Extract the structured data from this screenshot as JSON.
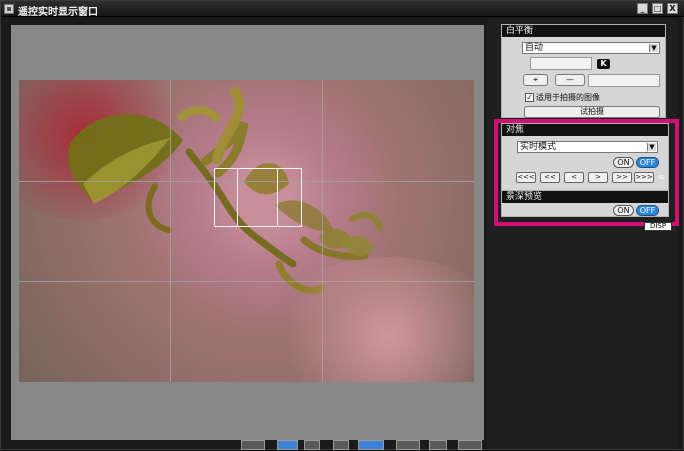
{
  "window": {
    "title": "遥控实时显示窗口",
    "controls": [
      "_",
      "□",
      "X"
    ]
  },
  "white_balance": {
    "label": "白平衡",
    "mode": "自动",
    "k_label": "K",
    "apply_label": "适用于拍摄的图像",
    "test_shot_label": "试拍摄",
    "eyedropper_icon": "eyedropper-icon"
  },
  "focus": {
    "label": "对焦",
    "mode": "实时模式",
    "on_label": "ON",
    "off_label": "OFF",
    "nav": [
      "<<<",
      "<<",
      "<",
      ">",
      ">>",
      ">>>"
    ],
    "infinity_label": "∞"
  },
  "depth_preview": {
    "label": "景深预览",
    "on_label": "ON",
    "off_label": "OFF"
  },
  "disp_label": "DISP",
  "colors": {
    "accent_blue": "#2d86d3",
    "highlight_magenta": "#d10f74",
    "panel_dark": "#111111",
    "viewer_gray": "#888888"
  }
}
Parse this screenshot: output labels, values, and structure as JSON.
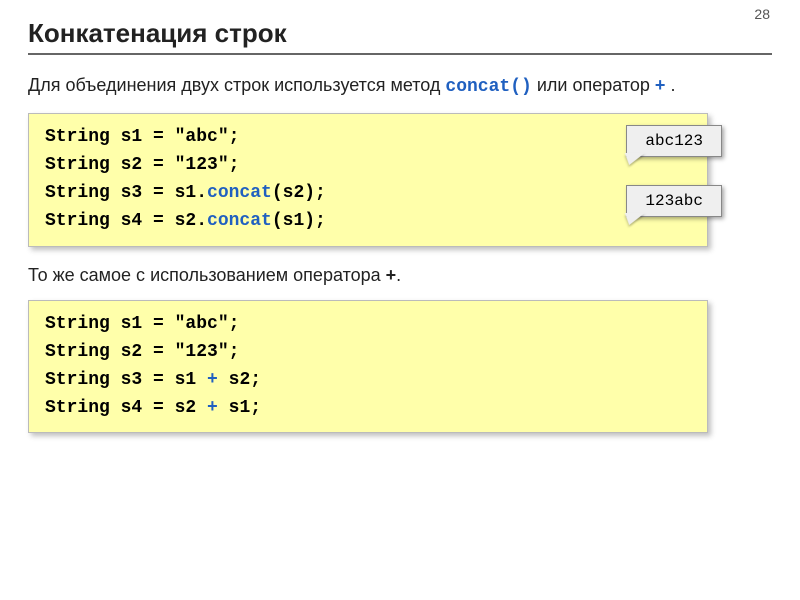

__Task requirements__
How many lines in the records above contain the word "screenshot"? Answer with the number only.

__Completed task__
2